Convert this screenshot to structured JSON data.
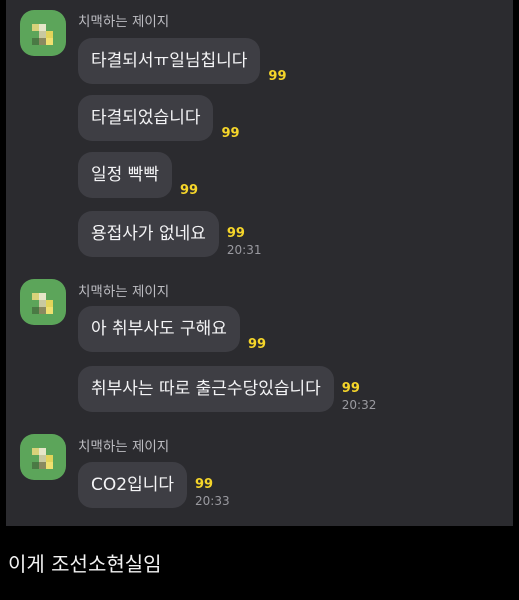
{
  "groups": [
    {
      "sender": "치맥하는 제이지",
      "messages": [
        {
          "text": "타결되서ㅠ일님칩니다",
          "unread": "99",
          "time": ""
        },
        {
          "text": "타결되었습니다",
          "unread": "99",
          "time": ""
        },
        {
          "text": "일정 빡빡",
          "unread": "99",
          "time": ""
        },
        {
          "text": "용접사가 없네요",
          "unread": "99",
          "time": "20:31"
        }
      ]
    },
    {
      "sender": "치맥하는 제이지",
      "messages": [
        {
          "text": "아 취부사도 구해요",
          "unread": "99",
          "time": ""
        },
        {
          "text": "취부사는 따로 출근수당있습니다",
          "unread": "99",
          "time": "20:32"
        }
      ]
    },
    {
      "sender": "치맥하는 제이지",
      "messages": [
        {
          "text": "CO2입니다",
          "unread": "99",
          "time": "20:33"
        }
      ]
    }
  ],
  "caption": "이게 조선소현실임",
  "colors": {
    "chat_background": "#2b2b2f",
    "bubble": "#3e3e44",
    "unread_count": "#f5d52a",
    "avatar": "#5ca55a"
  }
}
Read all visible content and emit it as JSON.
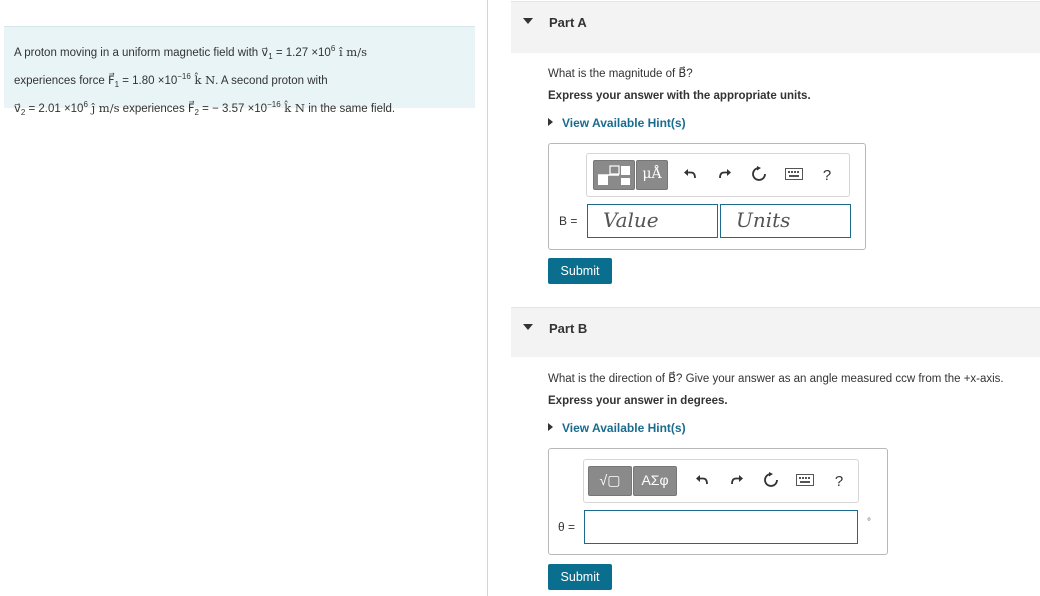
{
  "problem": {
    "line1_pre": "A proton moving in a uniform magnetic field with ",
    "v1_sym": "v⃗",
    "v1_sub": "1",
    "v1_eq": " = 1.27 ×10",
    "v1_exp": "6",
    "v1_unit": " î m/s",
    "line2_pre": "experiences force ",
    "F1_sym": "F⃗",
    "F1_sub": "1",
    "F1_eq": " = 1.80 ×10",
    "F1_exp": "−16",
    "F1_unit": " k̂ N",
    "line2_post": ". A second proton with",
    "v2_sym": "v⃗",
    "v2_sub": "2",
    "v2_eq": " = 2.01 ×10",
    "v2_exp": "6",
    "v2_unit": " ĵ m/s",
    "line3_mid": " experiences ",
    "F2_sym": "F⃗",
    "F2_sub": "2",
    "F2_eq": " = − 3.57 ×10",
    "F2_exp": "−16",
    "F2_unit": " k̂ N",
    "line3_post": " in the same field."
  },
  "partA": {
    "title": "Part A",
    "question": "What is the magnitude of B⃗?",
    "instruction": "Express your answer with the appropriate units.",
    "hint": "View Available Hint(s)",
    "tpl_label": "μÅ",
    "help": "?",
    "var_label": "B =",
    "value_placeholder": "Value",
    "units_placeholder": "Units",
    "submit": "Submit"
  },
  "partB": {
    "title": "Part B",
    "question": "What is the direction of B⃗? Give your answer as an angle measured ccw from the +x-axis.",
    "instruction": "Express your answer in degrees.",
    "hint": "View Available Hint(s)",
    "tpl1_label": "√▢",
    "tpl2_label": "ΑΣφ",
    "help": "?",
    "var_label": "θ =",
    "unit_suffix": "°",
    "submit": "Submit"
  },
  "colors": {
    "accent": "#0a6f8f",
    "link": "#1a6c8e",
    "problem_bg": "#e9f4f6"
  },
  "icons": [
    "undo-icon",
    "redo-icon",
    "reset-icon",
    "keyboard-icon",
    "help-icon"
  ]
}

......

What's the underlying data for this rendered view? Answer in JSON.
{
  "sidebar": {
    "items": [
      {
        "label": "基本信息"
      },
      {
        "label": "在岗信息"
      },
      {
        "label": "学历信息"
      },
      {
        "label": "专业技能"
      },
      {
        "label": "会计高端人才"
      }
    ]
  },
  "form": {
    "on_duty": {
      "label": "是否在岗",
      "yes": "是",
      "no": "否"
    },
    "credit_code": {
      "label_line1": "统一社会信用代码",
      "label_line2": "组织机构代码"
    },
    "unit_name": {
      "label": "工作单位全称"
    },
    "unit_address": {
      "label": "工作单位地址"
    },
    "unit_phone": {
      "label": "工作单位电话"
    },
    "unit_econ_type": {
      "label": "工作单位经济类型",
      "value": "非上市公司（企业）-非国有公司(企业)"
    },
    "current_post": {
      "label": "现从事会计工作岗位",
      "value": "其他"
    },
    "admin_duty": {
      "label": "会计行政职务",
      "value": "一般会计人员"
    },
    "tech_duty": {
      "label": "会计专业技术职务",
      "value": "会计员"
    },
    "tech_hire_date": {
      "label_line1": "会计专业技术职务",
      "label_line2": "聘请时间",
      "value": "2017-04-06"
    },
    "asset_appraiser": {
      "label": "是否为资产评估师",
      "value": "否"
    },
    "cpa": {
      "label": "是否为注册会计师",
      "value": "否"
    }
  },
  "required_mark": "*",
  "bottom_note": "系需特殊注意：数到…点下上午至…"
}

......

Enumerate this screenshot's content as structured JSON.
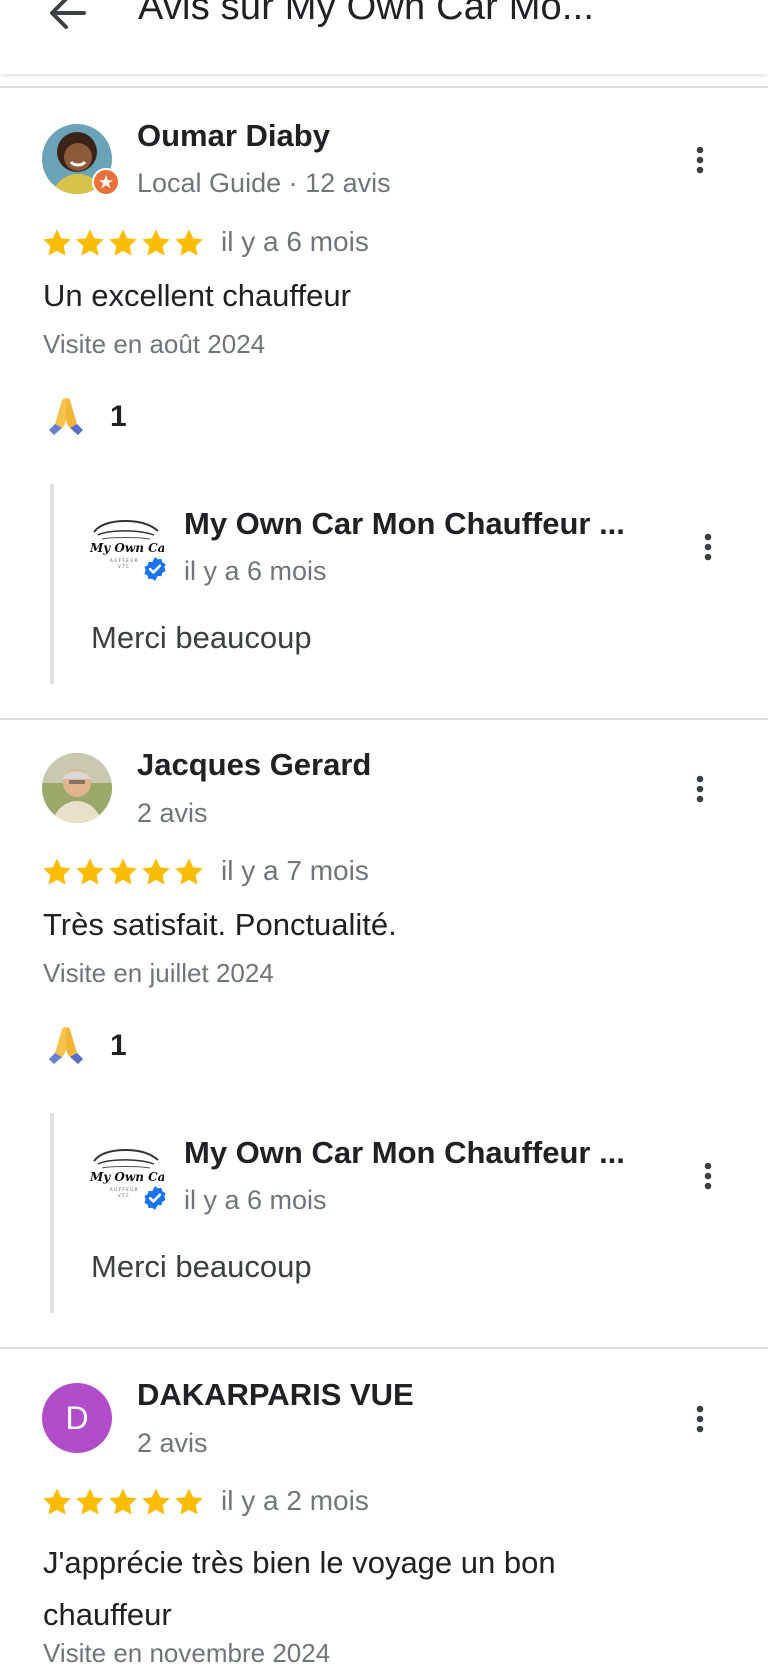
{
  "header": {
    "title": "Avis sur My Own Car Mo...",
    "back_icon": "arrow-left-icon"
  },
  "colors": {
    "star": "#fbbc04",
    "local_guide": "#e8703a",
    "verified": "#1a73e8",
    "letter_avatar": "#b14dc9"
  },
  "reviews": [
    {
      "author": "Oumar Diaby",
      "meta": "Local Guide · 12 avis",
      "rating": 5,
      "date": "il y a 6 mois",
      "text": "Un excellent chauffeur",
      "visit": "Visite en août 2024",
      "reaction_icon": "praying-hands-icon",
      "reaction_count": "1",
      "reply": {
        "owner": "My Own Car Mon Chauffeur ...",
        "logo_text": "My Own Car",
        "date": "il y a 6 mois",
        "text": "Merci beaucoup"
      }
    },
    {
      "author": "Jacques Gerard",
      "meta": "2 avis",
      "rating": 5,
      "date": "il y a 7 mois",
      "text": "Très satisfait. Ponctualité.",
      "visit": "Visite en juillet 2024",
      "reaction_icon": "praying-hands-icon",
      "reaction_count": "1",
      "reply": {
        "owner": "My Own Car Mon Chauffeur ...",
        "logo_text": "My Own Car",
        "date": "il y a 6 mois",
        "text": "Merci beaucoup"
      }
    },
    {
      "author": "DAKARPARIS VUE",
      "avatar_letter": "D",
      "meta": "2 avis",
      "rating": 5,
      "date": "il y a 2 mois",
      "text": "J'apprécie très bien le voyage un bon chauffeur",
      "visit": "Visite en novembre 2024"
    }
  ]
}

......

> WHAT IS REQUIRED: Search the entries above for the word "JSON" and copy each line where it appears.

> ANSWER SPACE:
Convert this screenshot to structured JSON data.
Read all visible content and emit it as JSON.
What's the underlying data for this rendered view? Answer in JSON.
Enumerate this screenshot's content as structured JSON.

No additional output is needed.